The foundation for this research project was obtained from the City of Jyväskylä’s art collection, and the Museum of Central Finland’s accumulated archives of newspaper articles (approx. 1 200 pages) concerning local artists from that period. Based on this research data, the exhibition Ehtiihän sinne Pariisiin myöhemminkin  / Paris can wait (December 19th, 2014–May 24th, 2015) was organized in the Jyväskylä Art Museum and produced on an internet website.

Internet website (in Finnish):

Scenic Spots, 2010–2012
This webpage shares observations and changes in four different landscape locations. The landscape locations were chosen according to three artists’ painting sites, and one rock painting site. By comparing paintings and both photographs and videos of the landscape taken in 2010, and by examining research data, it is possible to interpret local history, cultural impact, changes in landscape, and the relationship between the landscape painted by the artist and the present landscape.

Important regional and national significance were part of the criteria for choosing these locations. In a historical context, the period of study for the landscapes ranges over approximately one hundred years, whereas the Saraakallio rock paintings are estimated to be 3500 to 7000 years old.

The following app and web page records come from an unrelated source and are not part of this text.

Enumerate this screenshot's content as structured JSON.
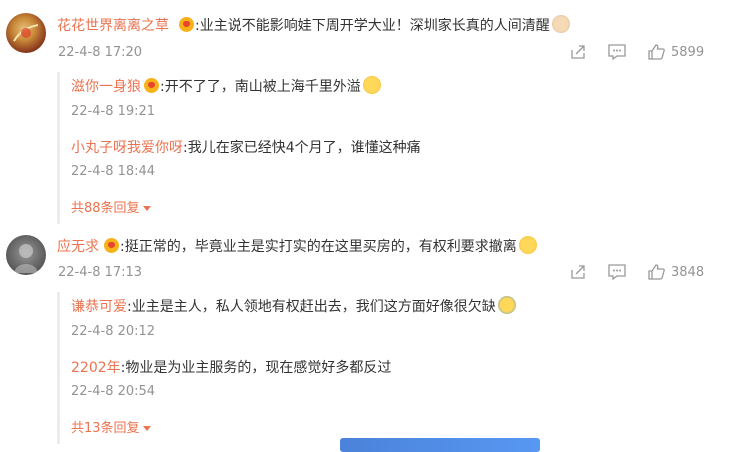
{
  "comments": [
    {
      "username": "花花世界离离之草",
      "text": ":业主说不能影响娃下周开学大业！深圳家长真的人间清醒",
      "time": "22-4-8 17:20",
      "likes": "5899",
      "replies": [
        {
          "username": "滋你一身狼",
          "text": ":开不了了，南山被上海千里外溢",
          "time": "22-4-8 19:21"
        },
        {
          "username": "小丸子呀我爱你呀",
          "text": ":我儿在家已经快4个月了，谁懂这种痛",
          "time": "22-4-8 18:44"
        }
      ],
      "more_replies": "共88条回复"
    },
    {
      "username": "应无求",
      "text": ":挺正常的，毕竟业主是实打实的在这里买房的，有权利要求撤离",
      "time": "22-4-8 17:13",
      "likes": "3848",
      "replies": [
        {
          "username": "谦恭可爱",
          "text": ":业主是主人，私人领地有权赶出去，我们这方面好像很欠缺",
          "time": "22-4-8 20:12"
        },
        {
          "username": "2202年",
          "text": ":物业是为业主服务的，现在感觉好多都反过",
          "time": "22-4-8 20:54"
        }
      ],
      "more_replies": "共13条回复"
    }
  ],
  "icons": {
    "share": "share-icon",
    "comment": "comment-icon",
    "like": "like-icon",
    "vip_badge": "vip-badge-icon"
  },
  "colors": {
    "username": "#eb7350",
    "meta": "#939393",
    "text": "#333333"
  }
}
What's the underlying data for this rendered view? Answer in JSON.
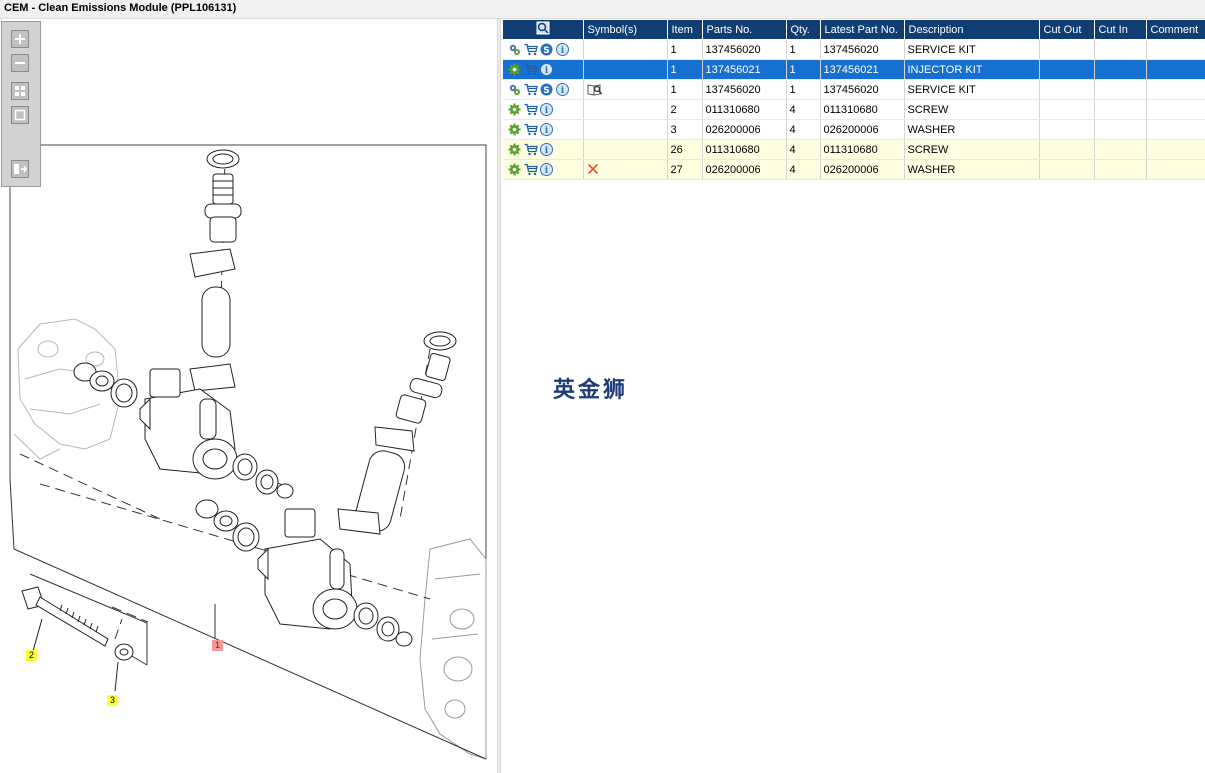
{
  "window": {
    "title": "CEM - Clean Emissions Module (PPL106131)"
  },
  "zoom_toolbar": {
    "buttons": [
      {
        "name": "zoom-in",
        "glyph": "+"
      },
      {
        "name": "zoom-out",
        "glyph": "−"
      },
      {
        "name": "fit-all",
        "glyph": "grid"
      },
      {
        "name": "fit-window",
        "glyph": "square"
      },
      {
        "name": "split-view",
        "glyph": "split"
      }
    ]
  },
  "drawing": {
    "callouts": [
      {
        "label": "1",
        "style": "red"
      },
      {
        "label": "2",
        "style": "yellow"
      },
      {
        "label": "3",
        "style": "yellow"
      }
    ]
  },
  "table": {
    "columns": [
      "",
      "Symbol(s)",
      "Item",
      "Parts No.",
      "Qty.",
      "Latest Part No.",
      "Description",
      "Cut Out",
      "Cut In",
      "Comment"
    ],
    "rows": [
      {
        "icons": [
          "settings-icon",
          "cart-icon",
          "s-icon",
          "info-icon"
        ],
        "symbol": "",
        "item": "1",
        "part_no": "137456020",
        "qty": "1",
        "latest": "137456020",
        "description": "SERVICE KIT",
        "cut_out": "",
        "cut_in": "",
        "comment": "",
        "state": "normal"
      },
      {
        "icons": [
          "gear-icon",
          "cart-icon",
          "info-icon"
        ],
        "symbol": "",
        "item": "1",
        "part_no": "137456021",
        "qty": "1",
        "latest": "137456021",
        "description": "INJECTOR KIT",
        "cut_out": "",
        "cut_in": "",
        "comment": "",
        "state": "selected"
      },
      {
        "icons": [
          "settings-icon",
          "cart-icon",
          "s-icon",
          "info-icon"
        ],
        "symbol": "book-search-icon",
        "item": "1",
        "part_no": "137456020",
        "qty": "1",
        "latest": "137456020",
        "description": "SERVICE KIT",
        "cut_out": "",
        "cut_in": "",
        "comment": "",
        "state": "normal"
      },
      {
        "icons": [
          "gear-icon",
          "cart-icon",
          "info-icon"
        ],
        "symbol": "",
        "item": "2",
        "part_no": "011310680",
        "qty": "4",
        "latest": "011310680",
        "description": "SCREW",
        "cut_out": "",
        "cut_in": "",
        "comment": "",
        "state": "normal"
      },
      {
        "icons": [
          "gear-icon",
          "cart-icon",
          "info-icon"
        ],
        "symbol": "",
        "item": "3",
        "part_no": "026200006",
        "qty": "4",
        "latest": "026200006",
        "description": "WASHER",
        "cut_out": "",
        "cut_in": "",
        "comment": "",
        "state": "normal"
      },
      {
        "icons": [
          "gear-icon",
          "cart-icon",
          "info-icon"
        ],
        "symbol": "",
        "item": "26",
        "part_no": "011310680",
        "qty": "4",
        "latest": "011310680",
        "description": "SCREW",
        "cut_out": "",
        "cut_in": "",
        "comment": "",
        "state": "yellow"
      },
      {
        "icons": [
          "gear-icon",
          "cart-icon",
          "info-icon"
        ],
        "symbol": "cross-icon",
        "item": "27",
        "part_no": "026200006",
        "qty": "4",
        "latest": "026200006",
        "description": "WASHER",
        "cut_out": "",
        "cut_in": "",
        "comment": "",
        "state": "yellow"
      }
    ]
  },
  "watermark": "英金狮",
  "colors": {
    "header_bg": "#103e74",
    "selected_bg": "#1570d2",
    "highlight_row": "#fffde0",
    "callout_yellow": "#ffff33",
    "callout_red": "#f29a9a"
  }
}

Scenic spot was a research project that produced material for an online exhibition. This project was a collaborative production between the Jyväskylä Art Museum, the Department of Art and Culture Studies at the University of Jyväskylä and Centre for Economic Development, Transport and Environment (ELY-Centre) for Central Finland.

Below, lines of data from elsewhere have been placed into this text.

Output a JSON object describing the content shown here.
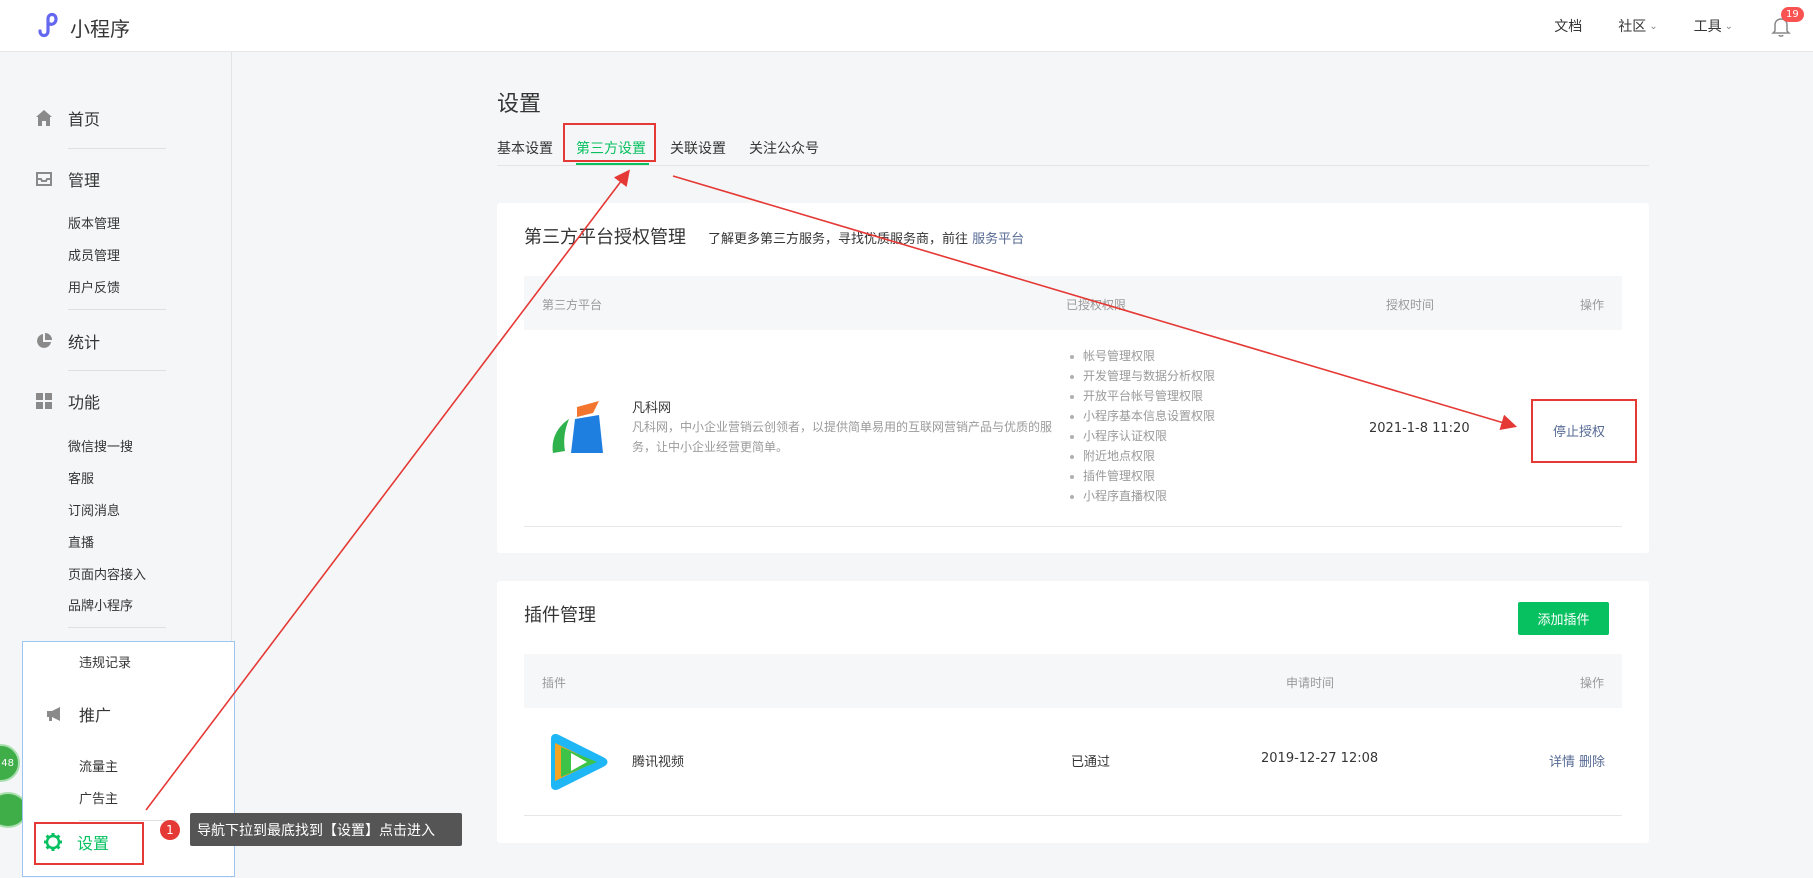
{
  "header": {
    "logo_text": "小程序",
    "links": [
      {
        "label": "文档",
        "has_chevron": false
      },
      {
        "label": "社区",
        "has_chevron": true
      },
      {
        "label": "工具",
        "has_chevron": true
      }
    ],
    "notification_count": "19"
  },
  "sidebar": {
    "home": "首页",
    "manage": "管理",
    "manage_items": [
      "版本管理",
      "成员管理",
      "用户反馈"
    ],
    "stats": "统计",
    "features": "功能",
    "feature_items": [
      "微信搜一搜",
      "客服",
      "订阅消息",
      "直播",
      "页面内容接入",
      "品牌小程序"
    ],
    "violation": "违规记录",
    "promote": "推广",
    "promote_items": [
      "流量主",
      "广告主"
    ],
    "settings": "设置",
    "floating_badge": "48"
  },
  "annotation": {
    "step": "1",
    "tip": "导航下拉到最底找到【设置】点击进入"
  },
  "page": {
    "title": "设置",
    "tabs": [
      "基本设置",
      "第三方设置",
      "关联设置",
      "关注公众号"
    ],
    "active_tab": "第三方设置"
  },
  "third_party": {
    "title": "第三方平台授权管理",
    "desc": "了解更多第三方服务，寻找优质服务商，前往",
    "desc_link": "服务平台",
    "columns": [
      "第三方平台",
      "已授权权限",
      "授权时间",
      "操作"
    ],
    "row": {
      "name": "凡科网",
      "desc": "凡科网，中小企业营销云创领者，以提供简单易用的互联网营销产品与优质的服务，让中小企业经营更简单。",
      "permissions": [
        "帐号管理权限",
        "开发管理与数据分析权限",
        "开放平台帐号管理权限",
        "小程序基本信息设置权限",
        "小程序认证权限",
        "附近地点权限",
        "插件管理权限",
        "小程序直播权限"
      ],
      "time": "2021-1-8 11:20",
      "action": "停止授权"
    }
  },
  "plugins": {
    "title": "插件管理",
    "add_button": "添加插件",
    "columns": [
      "插件",
      "申请时间",
      "操作"
    ],
    "row": {
      "name": "腾讯视频",
      "status": "已通过",
      "time": "2019-12-27 12:08",
      "actions": [
        "详情",
        "删除"
      ]
    }
  },
  "colors": {
    "accent": "#07c160",
    "link": "#576b95",
    "highlight": "#e53935"
  }
}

Scenic spots are:

Huhkojärvi in Keuruu (formerly known as Jamajärvi) the shore landscape shown in Akseli Gallen-Kallela’s painting Kullervo’s Curse (1897–1899).

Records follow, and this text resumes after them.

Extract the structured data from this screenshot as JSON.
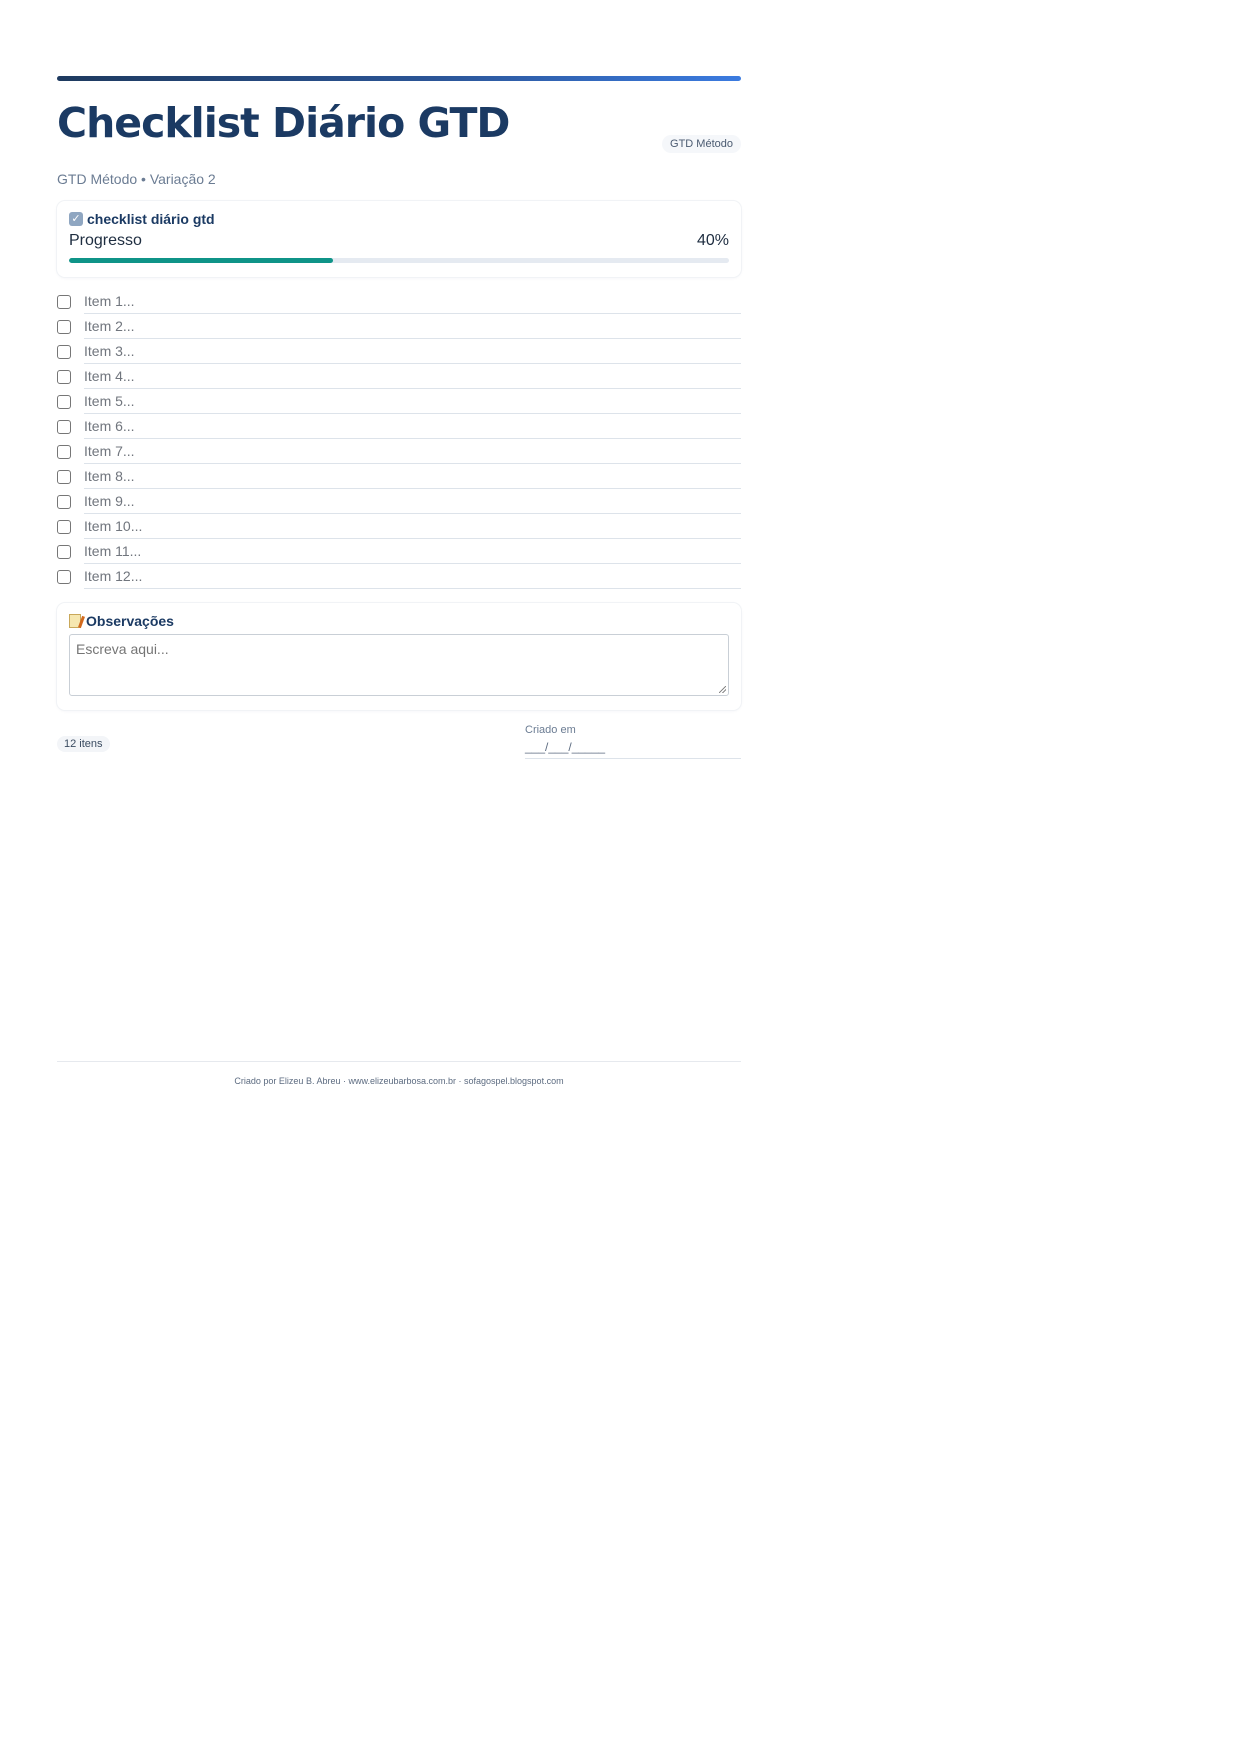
{
  "header": {
    "title": "Checklist Diário GTD",
    "method_badge": "GTD Método",
    "subtitle": "GTD Método • Variação 2"
  },
  "checklist_card": {
    "title": "checklist diário gtd",
    "title_icon": "checkbox-icon",
    "progress_label": "Progresso",
    "progress_text": "40%",
    "progress_value": 0.4,
    "progress_color": "#0f9488"
  },
  "items": [
    {
      "label": "Item 1..."
    },
    {
      "label": "Item 2..."
    },
    {
      "label": "Item 3..."
    },
    {
      "label": "Item 4..."
    },
    {
      "label": "Item 5..."
    },
    {
      "label": "Item 6..."
    },
    {
      "label": "Item 7..."
    },
    {
      "label": "Item 8..."
    },
    {
      "label": "Item 9..."
    },
    {
      "label": "Item 10..."
    },
    {
      "label": "Item 11..."
    },
    {
      "label": "Item 12..."
    }
  ],
  "notes": {
    "title": "Observações",
    "title_icon": "memo-icon",
    "placeholder": "Escreva aqui..."
  },
  "meta": {
    "item_count": "12 itens",
    "created_label": "Criado em",
    "created_value": "___/___/_____"
  },
  "footer": {
    "credit": "Criado por Elizeu B. Abreu · www.elizeubarbosa.com.br · sofagospel.blogspot.com"
  },
  "colors": {
    "title": "#1b3a63",
    "accent_gradient_start": "#1e3a5f",
    "accent_gradient_end": "#3b7be0"
  }
}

Kymönkoski in Viitasaari the stream pool, which was painted by Wilho Sjöström into his painting Cloudy Day in 1902.

Kivikoski in Kuhmoinen the river landscape, where Pekka Halonen painted his Summer Sports painting in 1922.

Saraakallio in Laukaa two rock painting areas.

Scenic spots / Maisemapaikka website (in Finnish):

Landscape Experiences, 2007–2011
This research topic focused on the observation and the construction of meaning about landscape as well as about how our relationship to landscape has changed over time. Starting-point is to think and perceive the environment in terms of visual landscape, i.e. scenery and views. Project focused on a comparison between Akseli Gallen-Kallela’s and Pekka Halonen’s landscape paintings from Central Finland between1880–1930, and contemporary artists’ landscapes and work related to environmental themes.

The Jyväskylä Art Museum coordinated the collaborative project with four main universities (Jyväskylä, Helsinki, Joensuu, Turku/Pori) and one university of applied science (Tampere) with a team of professionals from different fields related to landscape and the environment.

In 2010, the research group, together with guest, Malcom Andrews, a landscape and literature research professor from the Kent University, organized a two-day research workshop. The group members all contributed articles to the Tunne maisema (Landcape Experiences) book.

Landscape Experiences -exhibition, based on the research data, was organized at the Jyväskylä Art Museum in 2011.

Website (in Finnish)

Exhibition information


in Finnish

Publications of the Jyväskylä Art Museum
Theses related to the Jyväskylä Art Museum’s operation and activity

Juha Suonpää, The Sauna Girl, Konginkangas, 2011, photographic essay ”I followed in Akseli’s footsteps”. The Jyväskylä City Art Collection. Photo: Jari Kuskelin. Juha Suonpää has identified the precise location and landscape of Akseli Gallen-Kallela’s The Sauna Girl painting (1904) and taken picture in spring 2011 from the same spot placing cardboard puppet of Gallen-Kallela’s model in the picture.

Jyväskylä Art Museum